Dr. McCray and Biao He, PhD, at the University of Georgia College of Veterinary Medicine, tested a MERS vaccine candidate in mice engineered to be susceptible to the MERS coronavirus. MERS (Middle East Respiratory Syndrome) and COVID-19 are both caused by coronaviruses. MERS is deadlier and is fatal in about one third of known cases.
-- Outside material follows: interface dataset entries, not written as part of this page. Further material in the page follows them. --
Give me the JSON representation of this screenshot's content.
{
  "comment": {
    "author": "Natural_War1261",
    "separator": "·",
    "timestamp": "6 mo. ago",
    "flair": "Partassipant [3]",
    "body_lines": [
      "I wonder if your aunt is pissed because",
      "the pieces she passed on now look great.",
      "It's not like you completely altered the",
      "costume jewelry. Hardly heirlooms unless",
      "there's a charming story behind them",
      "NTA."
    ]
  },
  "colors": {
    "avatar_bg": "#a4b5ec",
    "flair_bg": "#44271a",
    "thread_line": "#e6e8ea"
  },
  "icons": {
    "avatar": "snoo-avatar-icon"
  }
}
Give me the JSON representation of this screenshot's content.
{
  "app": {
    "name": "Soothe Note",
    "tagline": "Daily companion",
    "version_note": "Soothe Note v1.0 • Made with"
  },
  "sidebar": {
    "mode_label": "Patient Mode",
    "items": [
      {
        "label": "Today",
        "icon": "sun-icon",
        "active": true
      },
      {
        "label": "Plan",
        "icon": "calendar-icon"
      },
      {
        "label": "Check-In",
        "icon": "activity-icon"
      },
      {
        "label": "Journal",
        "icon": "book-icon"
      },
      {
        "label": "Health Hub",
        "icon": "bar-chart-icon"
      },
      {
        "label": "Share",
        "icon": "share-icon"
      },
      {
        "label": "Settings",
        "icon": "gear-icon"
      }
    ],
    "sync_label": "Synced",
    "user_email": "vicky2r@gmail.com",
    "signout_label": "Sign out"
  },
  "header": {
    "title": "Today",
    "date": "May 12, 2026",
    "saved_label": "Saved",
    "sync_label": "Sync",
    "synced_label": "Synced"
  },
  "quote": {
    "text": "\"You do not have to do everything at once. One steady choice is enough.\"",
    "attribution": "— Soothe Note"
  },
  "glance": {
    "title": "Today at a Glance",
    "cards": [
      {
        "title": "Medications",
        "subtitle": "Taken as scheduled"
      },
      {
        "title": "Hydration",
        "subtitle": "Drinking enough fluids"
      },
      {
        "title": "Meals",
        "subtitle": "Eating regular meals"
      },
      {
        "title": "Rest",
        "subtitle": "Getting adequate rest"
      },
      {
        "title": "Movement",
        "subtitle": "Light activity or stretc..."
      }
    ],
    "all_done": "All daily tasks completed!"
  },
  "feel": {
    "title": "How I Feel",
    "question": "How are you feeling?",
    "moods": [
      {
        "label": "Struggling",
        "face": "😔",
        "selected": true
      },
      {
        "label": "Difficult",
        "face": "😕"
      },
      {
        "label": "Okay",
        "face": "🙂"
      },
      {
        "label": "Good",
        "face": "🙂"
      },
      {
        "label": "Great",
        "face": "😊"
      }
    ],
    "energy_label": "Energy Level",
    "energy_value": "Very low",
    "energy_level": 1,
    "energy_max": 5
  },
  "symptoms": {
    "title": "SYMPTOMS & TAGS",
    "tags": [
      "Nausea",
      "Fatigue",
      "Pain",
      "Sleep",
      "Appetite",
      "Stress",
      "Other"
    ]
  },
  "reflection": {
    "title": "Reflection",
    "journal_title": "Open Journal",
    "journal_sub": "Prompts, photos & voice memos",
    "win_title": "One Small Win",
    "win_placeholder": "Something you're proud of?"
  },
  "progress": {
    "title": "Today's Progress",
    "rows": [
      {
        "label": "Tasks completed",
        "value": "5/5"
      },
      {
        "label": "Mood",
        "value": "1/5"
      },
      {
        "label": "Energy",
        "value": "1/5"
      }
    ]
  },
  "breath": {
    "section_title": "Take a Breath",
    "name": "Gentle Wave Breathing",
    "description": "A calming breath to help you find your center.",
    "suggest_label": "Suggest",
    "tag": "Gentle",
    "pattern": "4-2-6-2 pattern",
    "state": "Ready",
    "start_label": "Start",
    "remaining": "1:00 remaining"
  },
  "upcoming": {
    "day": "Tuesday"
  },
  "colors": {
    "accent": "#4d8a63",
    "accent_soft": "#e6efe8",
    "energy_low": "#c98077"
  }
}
The study found that just one, relatively low dose of the vaccine (PIV5) given to the mice, inhaled through the nose, was sufficient to fully protect all the treated mice from a lethal dose of MERS coronavirus.
The researchers note several factors that make PIV5 expressing a coronavirus spike protein an appealing platform for vaccine development against emerging coronaviruses, including SARS-CoV-2.
The research was funded in part by grants from the National Institutes of Health (AI060699, DK-54759), and the Cystic Fibrosis Foundation.
(Picture courtesy of the National Institutes of Health)